"I heard the tramp of feet, five feet in total, which meant only a single visitor, for three feet always belong to Chives; I gave him the extra leg wh...more"I heard the tramp of feet, five feet in total, which meant only a single visitor, for three feet always belong to Chives; I gave him the extra leg when I invented him, for the sake of stability and speed. And also because he's a monster."
That's probably enough to tell you whether you'll enjoy this charmingly bizarre tale of the theft of the sky and its replacement with a stone ceiling. Renowned Absurdity Investigator (where's one of them when you need one?) Sampietro Mischief aims to find out who did it and why with the assistance (or not) of his butler (and monster) Chives.
Full of throwaway one-line ingenious ideas like Mischief's fear about "the extinction of electricity, which I had wrongly believed to be an animal", the story invites you to revel in its absurdity. Never mind worries about vitamin D deficiency when the sun has disappeared, how will you work out which 3 o'clock is which when there are two in every day and they're both dark?
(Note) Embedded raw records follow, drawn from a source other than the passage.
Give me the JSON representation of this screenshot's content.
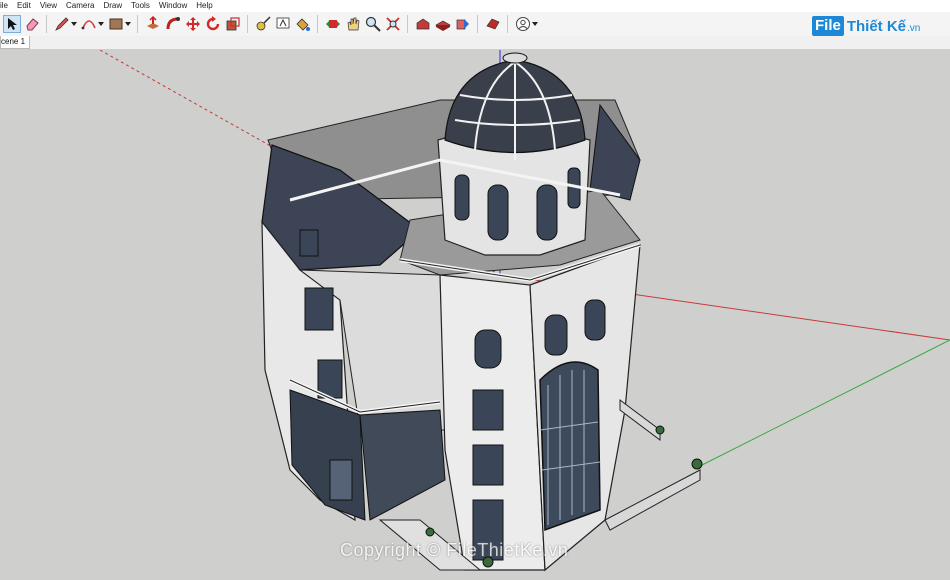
{
  "menu": [
    "ile",
    "Edit",
    "View",
    "Camera",
    "Draw",
    "Tools",
    "Window",
    "Help"
  ],
  "scene_tab": "cene 1",
  "logo": {
    "box": "File",
    "name": "Thiết Kế",
    "tld": ".vn"
  },
  "watermark": "Copyright © FileThietKe.vn",
  "colors": {
    "viewport": "#cfcfcd",
    "accent": "#1c88d6",
    "red_axis": "#c63a3a",
    "green_axis": "#3aa63a",
    "blue_axis": "#2a2ad6"
  }
}
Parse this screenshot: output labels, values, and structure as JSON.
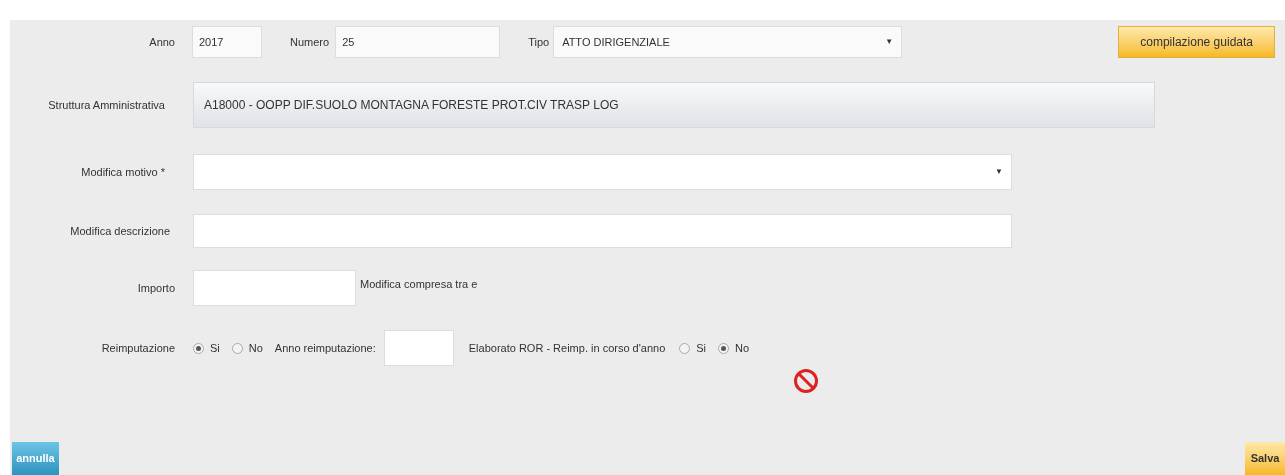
{
  "form": {
    "anno": {
      "label": "Anno",
      "value": "2017"
    },
    "numero": {
      "label": "Numero",
      "value": "25"
    },
    "tipo": {
      "label": "Tipo",
      "value": "ATTO DIRIGENZIALE",
      "arrow": "▼"
    },
    "guided_button": "compilazione guidata",
    "struttura": {
      "label": "Struttura Amministrativa",
      "value": "A18000 - OOPP DIF.SUOLO MONTAGNA FORESTE PROT.CIV TRASP LOG"
    },
    "modifica_motivo": {
      "label": "Modifica motivo *",
      "arrow": "▼"
    },
    "modifica_descrizione": {
      "label": "Modifica descrizione"
    },
    "importo": {
      "label": "Importo",
      "note": "Modifica compresa tra e"
    },
    "reimputazione": {
      "label": "Reimputazione",
      "options": [
        {
          "label": "Si",
          "selected": true
        },
        {
          "label": "No",
          "selected": false
        }
      ]
    },
    "anno_reimputazione": {
      "label": "Anno reimputazione:"
    },
    "elaborato": {
      "label": "Elaborato ROR - Reimp. in corso d'anno",
      "options": [
        {
          "label": "Si",
          "selected": false
        },
        {
          "label": "No",
          "selected": true
        }
      ]
    }
  },
  "buttons": {
    "cancel": "annulla",
    "save": "Salva"
  }
}
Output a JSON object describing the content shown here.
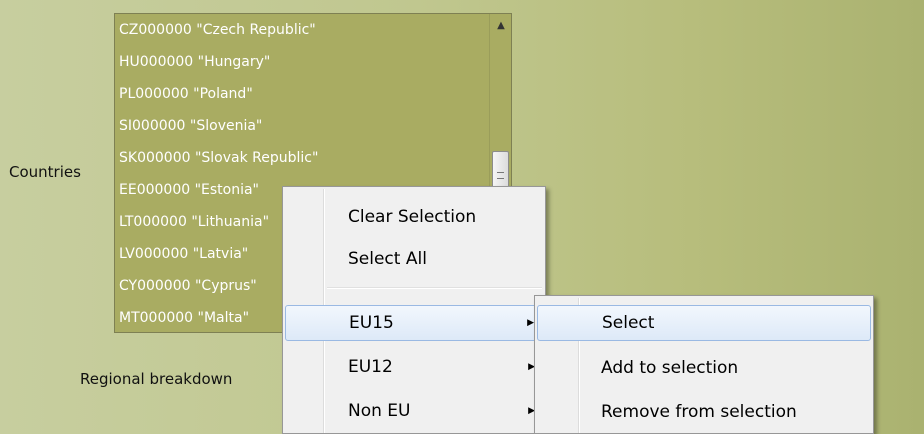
{
  "form": {
    "countries_label": "Countries",
    "regional_label": "Regional breakdown"
  },
  "countries_list": {
    "items": [
      "CZ000000 \"Czech Republic\"",
      "HU000000 \"Hungary\"",
      "PL000000 \"Poland\"",
      "SI000000 \"Slovenia\"",
      "SK000000 \"Slovak Republic\"",
      "EE000000 \"Estonia\"",
      "LT000000 \"Lithuania\"",
      "LV000000 \"Latvia\"",
      "CY000000  \"Cyprus\"",
      "MT000000  \"Malta\""
    ],
    "scroll_up_glyph": "▲"
  },
  "context_menu": {
    "items": [
      "Clear Selection",
      "Select All",
      "EU15",
      "EU12",
      "Non EU"
    ],
    "submenu_arrow_glyph": "▶"
  },
  "submenu": {
    "items": [
      "Select",
      "Add to selection",
      "Remove from selection"
    ]
  },
  "colors": {
    "list_background": "#a9ac62",
    "highlight_border": "#9ab9e3",
    "menu_background": "#f0f0f0"
  }
}
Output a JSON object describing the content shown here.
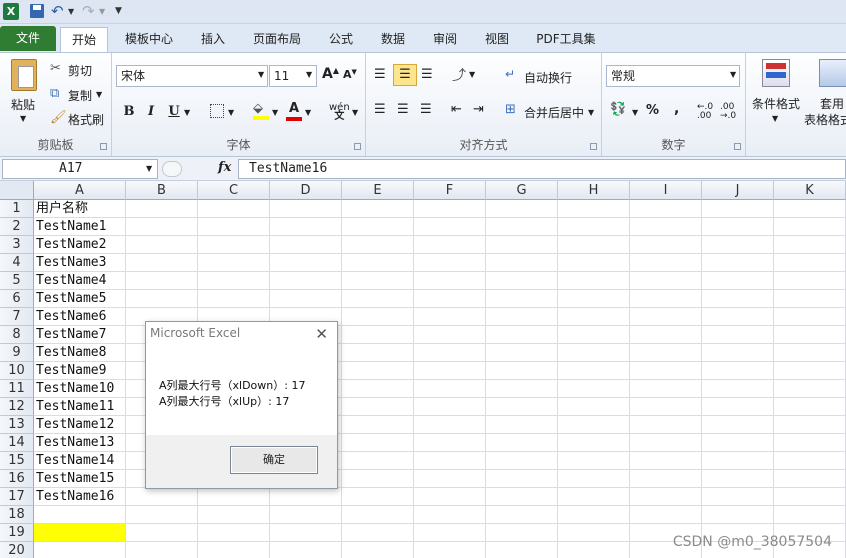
{
  "qat": {
    "excel_icon": "excel-logo",
    "save_icon": "floppy-disk",
    "undo_icon": "undo-arrow",
    "redo_icon": "redo-arrow",
    "customize_icon": "chevron-down"
  },
  "tabs": [
    "文件",
    "开始",
    "模板中心",
    "插入",
    "页面布局",
    "公式",
    "数据",
    "审阅",
    "视图",
    "PDF工具集"
  ],
  "ribbon": {
    "clipboard": {
      "paste": "粘贴",
      "cut": "剪切",
      "copy": "复制",
      "format_painter": "格式刷",
      "group_label": "剪贴板"
    },
    "font": {
      "font_name": "宋体",
      "font_size": "11",
      "group_label": "字体",
      "bold": "B",
      "italic": "I",
      "underline": "U",
      "font_color_label": "A"
    },
    "alignment": {
      "wrap": "自动换行",
      "merge": "合并后居中",
      "group_label": "对齐方式"
    },
    "number": {
      "format": "常规",
      "percent": "%",
      "comma": ",",
      "group_label": "数字"
    },
    "styles": {
      "conditional": "条件格式",
      "table_format_1": "套用",
      "table_format_2": "表格格式"
    }
  },
  "formula_bar": {
    "name_box": "A17",
    "fx": "fx",
    "content": "TestName16"
  },
  "columns": [
    "A",
    "B",
    "C",
    "D",
    "E",
    "F",
    "G",
    "H",
    "I",
    "J",
    "K"
  ],
  "rows": [
    "1",
    "2",
    "3",
    "4",
    "5",
    "6",
    "7",
    "8",
    "9",
    "10",
    "11",
    "12",
    "13",
    "14",
    "15",
    "16",
    "17",
    "18",
    "19",
    "20"
  ],
  "cells_a": [
    "用户名称",
    "TestName1",
    "TestName2",
    "TestName3",
    "TestName4",
    "TestName5",
    "TestName6",
    "TestName7",
    "TestName8",
    "TestName9",
    "TestName10",
    "TestName11",
    "TestName12",
    "TestName13",
    "TestName14",
    "TestName15",
    "TestName16"
  ],
  "highlight_color": "#ffff00",
  "dialog": {
    "title": "Microsoft Excel",
    "close": "✕",
    "line1": "A列最大行号（xlDown）: 17",
    "line2": "A列最大行号（xlUp）: 17",
    "ok": "确定"
  },
  "watermark": "CSDN @m0_38057504"
}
And more importantly, why isn't Chives appearing with the brandy when he's called?
I enjoyed this foray into the perfectly logical illogicality of the world of Mischief (and especially Chives - who doesn't love a monster sidekick?) and I'm pleased to see that a second in the series, The Polo Match, is available for the next time I need a dose of cheerful madness!(less)
A collection of beautifully illustrated letters to the children in the Tolkien family about the adventures of Father Christmas with the Polar Bear at...moreA collection of beautifully illustrated letters to the children in the Tolkien family about the adventures of Father Christmas with the Polar Bear at the North Pole each Christmas. Enchanting tales with wonderful characters - the Polar Bear's scrapes are always entertaining. It's also particularly poignant during the war when Father Christmas has little to deliver (stolen by opportunistic goblins) and has difficulty finding all the evacuees and children made homeless by bombings. Lovely little book for Christmas.
This book is available in a Kindle edition which reproduces all the full colour illustrations and handwritten letters. As such, I expect it would be a bit of a disappointment on the current generation black-and-white Kindles, but it looks beautiful in the Kindle apps for computers/tablets (I fear smart phones would require too much zooming and scrolling around to be practical). Just FYI, readers of ebooks!(less)
I've just reread Charlie for the first time in, well, a couple of decades and loved it just as much as when I was little: the excitement about the ann...moreI've just reread Charlie for the first time in, well, a couple of decades and loved it just as much as when I was little: the excitement about the announcement of the golden tickets and who finds them, the anticipation when Charlie is unwrapping a chocolate bar, the joy and wonder of the factory, the absolute certainty that a Whipple-Scrumptions Fudgemallow Delight would be the most delicious chocolate bar in the world ever if only it existed...
While Dahl's story is as good as ever, this Kindle edition was a little disappointing. It reproduces Quentin Blake's fantastic illustrations, but appears to be based on an uncorrected OCR: "T" appears instead of "I" on a number of occasions, and in some places there are unnecessary hyphens from ends of lines in the print book and some sentences are split into two paragraphs where presumably they were split across a page break and other bits of odd formatting. It's careless and sloppy that it wasn't proofread and checked properly before being released in this format, especially since it's currently more expensive than the paperback from Amazon.(less)